From Middle English [Term?], from lazare (“leper”), from Old French lazare, from Latin lazarus, from Lazarus (name of a biblical figure), from Ancient Greek Λάζαρος (Lázaros), from Hebrew אלעזר (ʼElʻāzār).
- A British surname.
Borrowed from Serbo-Croatian Lazar, ultimately from Ancient Greek Λάζαρος (Lázaros), from Hebrew אלעזר (ʼElʻāzār). This etymology is incomplete.

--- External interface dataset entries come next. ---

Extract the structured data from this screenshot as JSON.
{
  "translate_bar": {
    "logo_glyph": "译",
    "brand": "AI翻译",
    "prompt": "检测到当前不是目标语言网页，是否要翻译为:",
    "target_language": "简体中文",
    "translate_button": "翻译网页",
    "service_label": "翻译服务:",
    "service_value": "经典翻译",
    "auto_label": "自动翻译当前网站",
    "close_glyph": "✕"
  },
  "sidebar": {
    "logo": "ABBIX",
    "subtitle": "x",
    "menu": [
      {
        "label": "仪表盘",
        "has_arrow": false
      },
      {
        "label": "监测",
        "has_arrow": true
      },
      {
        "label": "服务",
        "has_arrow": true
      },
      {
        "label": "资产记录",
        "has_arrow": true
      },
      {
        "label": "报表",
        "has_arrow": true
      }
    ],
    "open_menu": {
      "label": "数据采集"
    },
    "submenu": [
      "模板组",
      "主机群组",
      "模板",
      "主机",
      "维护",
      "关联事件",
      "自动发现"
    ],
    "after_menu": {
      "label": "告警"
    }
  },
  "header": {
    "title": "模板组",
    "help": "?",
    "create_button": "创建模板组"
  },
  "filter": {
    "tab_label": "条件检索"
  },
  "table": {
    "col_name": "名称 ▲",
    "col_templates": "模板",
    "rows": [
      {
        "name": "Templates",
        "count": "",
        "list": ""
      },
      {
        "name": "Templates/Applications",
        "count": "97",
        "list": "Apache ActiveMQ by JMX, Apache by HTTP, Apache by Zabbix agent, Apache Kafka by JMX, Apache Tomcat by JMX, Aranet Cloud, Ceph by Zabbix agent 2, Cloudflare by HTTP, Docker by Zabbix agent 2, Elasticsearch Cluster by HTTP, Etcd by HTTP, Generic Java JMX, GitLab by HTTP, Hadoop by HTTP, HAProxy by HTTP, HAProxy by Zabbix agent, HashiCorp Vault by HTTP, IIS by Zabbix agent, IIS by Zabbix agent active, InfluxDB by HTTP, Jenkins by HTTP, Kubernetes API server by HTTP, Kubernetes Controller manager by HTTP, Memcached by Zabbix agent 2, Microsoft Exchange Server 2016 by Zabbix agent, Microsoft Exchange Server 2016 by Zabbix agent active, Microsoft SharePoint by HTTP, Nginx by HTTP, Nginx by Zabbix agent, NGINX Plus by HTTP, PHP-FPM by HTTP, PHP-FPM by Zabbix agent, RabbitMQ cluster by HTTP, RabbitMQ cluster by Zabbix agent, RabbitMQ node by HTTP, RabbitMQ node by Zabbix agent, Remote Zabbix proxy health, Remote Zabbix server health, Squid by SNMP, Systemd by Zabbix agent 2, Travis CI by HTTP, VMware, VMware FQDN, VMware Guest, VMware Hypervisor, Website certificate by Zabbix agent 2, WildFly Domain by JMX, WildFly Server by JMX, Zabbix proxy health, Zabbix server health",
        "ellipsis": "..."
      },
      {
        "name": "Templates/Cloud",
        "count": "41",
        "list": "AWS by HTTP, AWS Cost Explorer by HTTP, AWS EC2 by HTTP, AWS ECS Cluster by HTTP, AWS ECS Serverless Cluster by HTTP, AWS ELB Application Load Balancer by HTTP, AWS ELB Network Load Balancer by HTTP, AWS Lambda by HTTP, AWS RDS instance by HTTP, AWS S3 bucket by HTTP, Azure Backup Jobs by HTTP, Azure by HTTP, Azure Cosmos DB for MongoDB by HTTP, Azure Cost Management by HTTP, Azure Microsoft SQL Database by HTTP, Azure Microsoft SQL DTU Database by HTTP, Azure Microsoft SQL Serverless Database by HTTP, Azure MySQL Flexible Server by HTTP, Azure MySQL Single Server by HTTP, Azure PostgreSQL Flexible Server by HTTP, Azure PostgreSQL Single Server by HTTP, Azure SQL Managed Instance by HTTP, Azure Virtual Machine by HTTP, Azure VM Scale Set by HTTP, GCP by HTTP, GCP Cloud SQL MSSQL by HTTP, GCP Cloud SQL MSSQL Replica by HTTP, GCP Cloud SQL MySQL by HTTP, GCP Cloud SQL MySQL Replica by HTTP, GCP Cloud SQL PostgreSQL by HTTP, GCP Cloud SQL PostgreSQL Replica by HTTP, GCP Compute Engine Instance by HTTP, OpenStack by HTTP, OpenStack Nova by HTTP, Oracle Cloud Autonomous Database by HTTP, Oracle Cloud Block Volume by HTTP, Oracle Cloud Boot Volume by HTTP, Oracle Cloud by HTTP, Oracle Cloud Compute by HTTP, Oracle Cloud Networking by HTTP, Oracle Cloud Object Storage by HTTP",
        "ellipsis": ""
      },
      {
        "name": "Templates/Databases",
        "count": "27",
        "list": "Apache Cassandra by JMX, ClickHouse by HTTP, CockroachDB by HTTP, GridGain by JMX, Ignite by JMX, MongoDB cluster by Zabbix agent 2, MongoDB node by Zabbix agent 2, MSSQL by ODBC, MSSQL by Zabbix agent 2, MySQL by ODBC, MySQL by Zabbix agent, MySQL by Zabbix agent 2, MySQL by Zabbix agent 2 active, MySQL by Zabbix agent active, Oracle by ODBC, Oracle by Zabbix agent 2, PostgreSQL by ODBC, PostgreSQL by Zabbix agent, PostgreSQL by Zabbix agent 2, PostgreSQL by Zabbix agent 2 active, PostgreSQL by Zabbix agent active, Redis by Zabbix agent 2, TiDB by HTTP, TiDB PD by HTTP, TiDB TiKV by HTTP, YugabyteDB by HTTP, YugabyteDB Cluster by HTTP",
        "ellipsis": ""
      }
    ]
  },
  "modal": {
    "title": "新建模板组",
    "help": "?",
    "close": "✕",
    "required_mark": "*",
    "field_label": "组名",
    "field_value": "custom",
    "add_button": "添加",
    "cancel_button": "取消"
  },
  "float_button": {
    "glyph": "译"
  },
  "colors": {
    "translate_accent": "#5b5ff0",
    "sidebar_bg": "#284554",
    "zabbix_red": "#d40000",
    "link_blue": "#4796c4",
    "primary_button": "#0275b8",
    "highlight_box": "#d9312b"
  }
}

You can help Wiktionary by elaborating on the origins of this term.
- A Serbian male given name from Serbo-Croatian
- 1857 May, “Life in Servia”, in The Young Men’s Magazine, volume 1, number 1, page 15:
- The Servians have a legend, which gives a terrible picture of this national virtue:
“Day departs, and the moon shines upon the white fields of snow. A stranger enters the dwelling of poor Lazar.
- 1861, George W. M. Reynolds, “The Death of Murad”, in The Young Fisherman, and Other Stories, London: John Dicks, page 88:
- It was on the morning after the arrival of the Mussulman forces upon the plain of Kossova, that a herald, accompanied by a small escort, demanded an interview with the Sultan Murad, on the part of his master, Lazar, the King of Servia.
- An Ashkenazi Jewish surname.
- 1980, Stanley Nash, In Search of Hebraism (Studies in Judaism in Modern Times; 3), Leiden: E. J. Brill, →ISBN, page 191:
- At that time S.M. Lazar, editor in Cracow of the new Hebrew nespaper, Ha-Miṣpeh, had accused Hurwitz and his editor, Yosef Klausner, of anarchism, sacrilege, and “missionizing.”
Lazar (plural Lazars)
- Alternative letter-case form of
Lȁzār m (Cyrillic spelling Ла̏за̄р)